The Nairobi National park has been facing a number of threats in recent years, when
the park first opened only Nairobi city itself was the only physical barrier that
diverted what was a northward migration towards the Aberdare range and the foot
of Mount Kenya, the erection of fences along the northern perimeter closed that
route. Even with this fencing and eventual loss of a migration route the animals of
Nairobi National park still had another option the south side which allowed the
animals to move freely out of the park.

The availability of a Migration route for the animals of the park is of great
importance for various reasons, the Nairobi national park is home to over forty
lions, Lions are very territorial and need space and the ability to move about without
interfering with other lions territories, the migration of the park animals also
prevents interbreeding and allows for the animals more specifically the herbivores to
find greener pastures during the dry season, keeping the south side unfenced and
undeveloped is what keeps all these paramount movements possible
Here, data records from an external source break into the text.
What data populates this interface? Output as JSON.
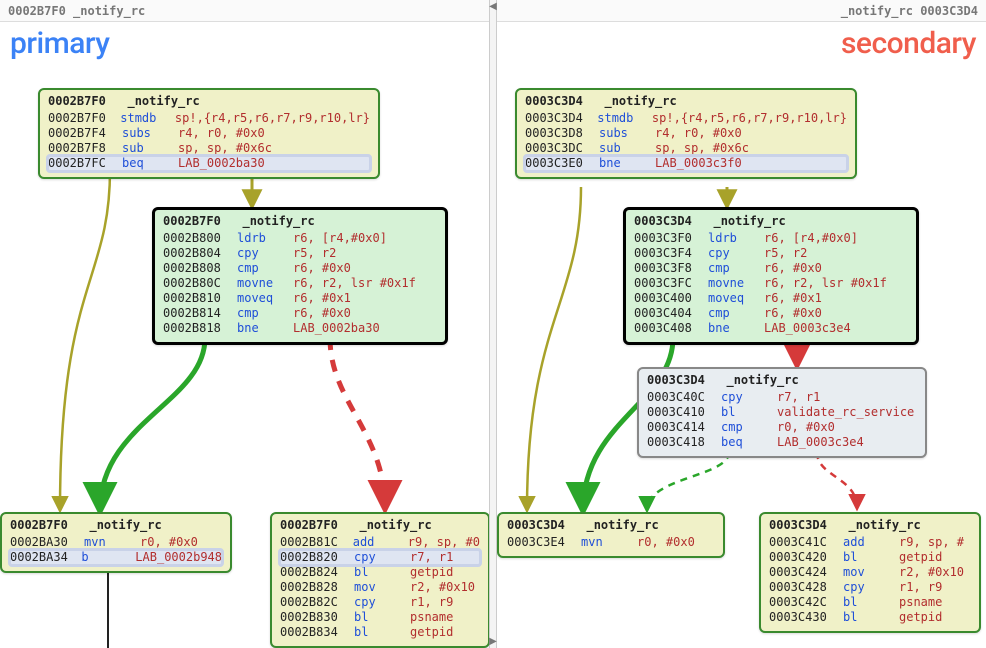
{
  "left": {
    "header": "0002B7F0  _notify_rc",
    "title": "primary",
    "nodes": {
      "n1": {
        "hdr": "0002B7F0   _notify_rc",
        "rows": [
          [
            "0002B7F0",
            "stmdb",
            "sp!,{r4,r5,r6,r7,r9,r10,lr}",
            false
          ],
          [
            "0002B7F4",
            "subs",
            "r4, r0, #0x0",
            false
          ],
          [
            "0002B7F8",
            "sub",
            "sp, sp, #0x6c",
            false
          ],
          [
            "0002B7FC",
            "beq",
            "LAB_0002ba30",
            true
          ]
        ]
      },
      "n2": {
        "hdr": "0002B7F0   _notify_rc",
        "rows": [
          [
            "0002B800",
            "ldrb",
            "r6, [r4,#0x0]",
            false
          ],
          [
            "0002B804",
            "cpy",
            "r5, r2",
            false
          ],
          [
            "0002B808",
            "cmp",
            "r6, #0x0",
            false
          ],
          [
            "0002B80C",
            "movne",
            "r6, r2, lsr #0x1f",
            false
          ],
          [
            "0002B810",
            "moveq",
            "r6, #0x1",
            false
          ],
          [
            "0002B814",
            "cmp",
            "r6, #0x0",
            false
          ],
          [
            "0002B818",
            "bne",
            "LAB_0002ba30",
            false
          ]
        ]
      },
      "n3": {
        "hdr": "0002B7F0   _notify_rc",
        "rows": [
          [
            "0002BA30",
            "mvn",
            "r0, #0x0",
            false
          ],
          [
            "0002BA34",
            "b",
            "LAB_0002b948",
            true
          ]
        ]
      },
      "n4": {
        "hdr": "0002B7F0   _notify_rc",
        "rows": [
          [
            "0002B81C",
            "add",
            "r9, sp, #0",
            false
          ],
          [
            "0002B820",
            "cpy",
            "r7, r1",
            true
          ],
          [
            "0002B824",
            "bl",
            "getpid",
            false
          ],
          [
            "0002B828",
            "mov",
            "r2, #0x10",
            false
          ],
          [
            "0002B82C",
            "cpy",
            "r1, r9",
            false
          ],
          [
            "0002B830",
            "bl",
            "psname",
            false
          ],
          [
            "0002B834",
            "bl",
            "getpid",
            false
          ]
        ]
      }
    }
  },
  "right": {
    "header": "_notify_rc  0003C3D4",
    "title": "secondary",
    "nodes": {
      "n1": {
        "hdr": "0003C3D4   _notify_rc",
        "rows": [
          [
            "0003C3D4",
            "stmdb",
            "sp!,{r4,r5,r6,r7,r9,r10,lr}",
            false
          ],
          [
            "0003C3D8",
            "subs",
            "r4, r0, #0x0",
            false
          ],
          [
            "0003C3DC",
            "sub",
            "sp, sp, #0x6c",
            false
          ],
          [
            "",
            "",
            "",
            false
          ],
          [
            "0003C3E0",
            "bne",
            "LAB_0003c3f0",
            true
          ]
        ]
      },
      "n2": {
        "hdr": "0003C3D4   _notify_rc",
        "rows": [
          [
            "0003C3F0",
            "ldrb",
            "r6, [r4,#0x0]",
            false
          ],
          [
            "0003C3F4",
            "cpy",
            "r5, r2",
            false
          ],
          [
            "0003C3F8",
            "cmp",
            "r6, #0x0",
            false
          ],
          [
            "0003C3FC",
            "movne",
            "r6, r2, lsr #0x1f",
            false
          ],
          [
            "0003C400",
            "moveq",
            "r6, #0x1",
            false
          ],
          [
            "0003C404",
            "cmp",
            "r6, #0x0",
            false
          ],
          [
            "0003C408",
            "bne",
            "LAB_0003c3e4",
            false
          ]
        ]
      },
      "n5": {
        "hdr": "0003C3D4   _notify_rc",
        "rows": [
          [
            "0003C40C",
            "cpy",
            "r7, r1",
            false
          ],
          [
            "0003C410",
            "bl",
            "validate_rc_service",
            false
          ],
          [
            "0003C414",
            "cmp",
            "r0, #0x0",
            false
          ],
          [
            "0003C418",
            "beq",
            "LAB_0003c3e4",
            false
          ]
        ]
      },
      "n3": {
        "hdr": "0003C3D4   _notify_rc",
        "rows": [
          [
            "0003C3E4",
            "mvn",
            "r0, #0x0",
            false
          ]
        ]
      },
      "n4": {
        "hdr": "0003C3D4   _notify_rc",
        "rows": [
          [
            "0003C41C",
            "add",
            "r9, sp, #",
            false
          ],
          [
            "",
            "",
            "",
            false
          ],
          [
            "0003C420",
            "bl",
            "getpid",
            false
          ],
          [
            "0003C424",
            "mov",
            "r2, #0x10",
            false
          ],
          [
            "0003C428",
            "cpy",
            "r1, r9",
            false
          ],
          [
            "0003C42C",
            "bl",
            "psname",
            false
          ],
          [
            "0003C430",
            "bl",
            "getpid",
            false
          ]
        ]
      }
    }
  },
  "colors": {
    "olive": "#a8a22a",
    "green": "#2aa62a",
    "red": "#d53a3a"
  }
}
The south side is facing a great threat from the housing industry and a number of
farmers encroaching on the land if this were to go on it would lead to the eventual
loss of all migration routes for the Nairobi national park migratory animals turning
Nairobi National park into a zoo which would be a devastating loss for Kenya being the
only country with a park right in its city. we would stand to loose as a country a
major economic resource


Laika Mbagathi

Student Intern

The Wildlife Foundation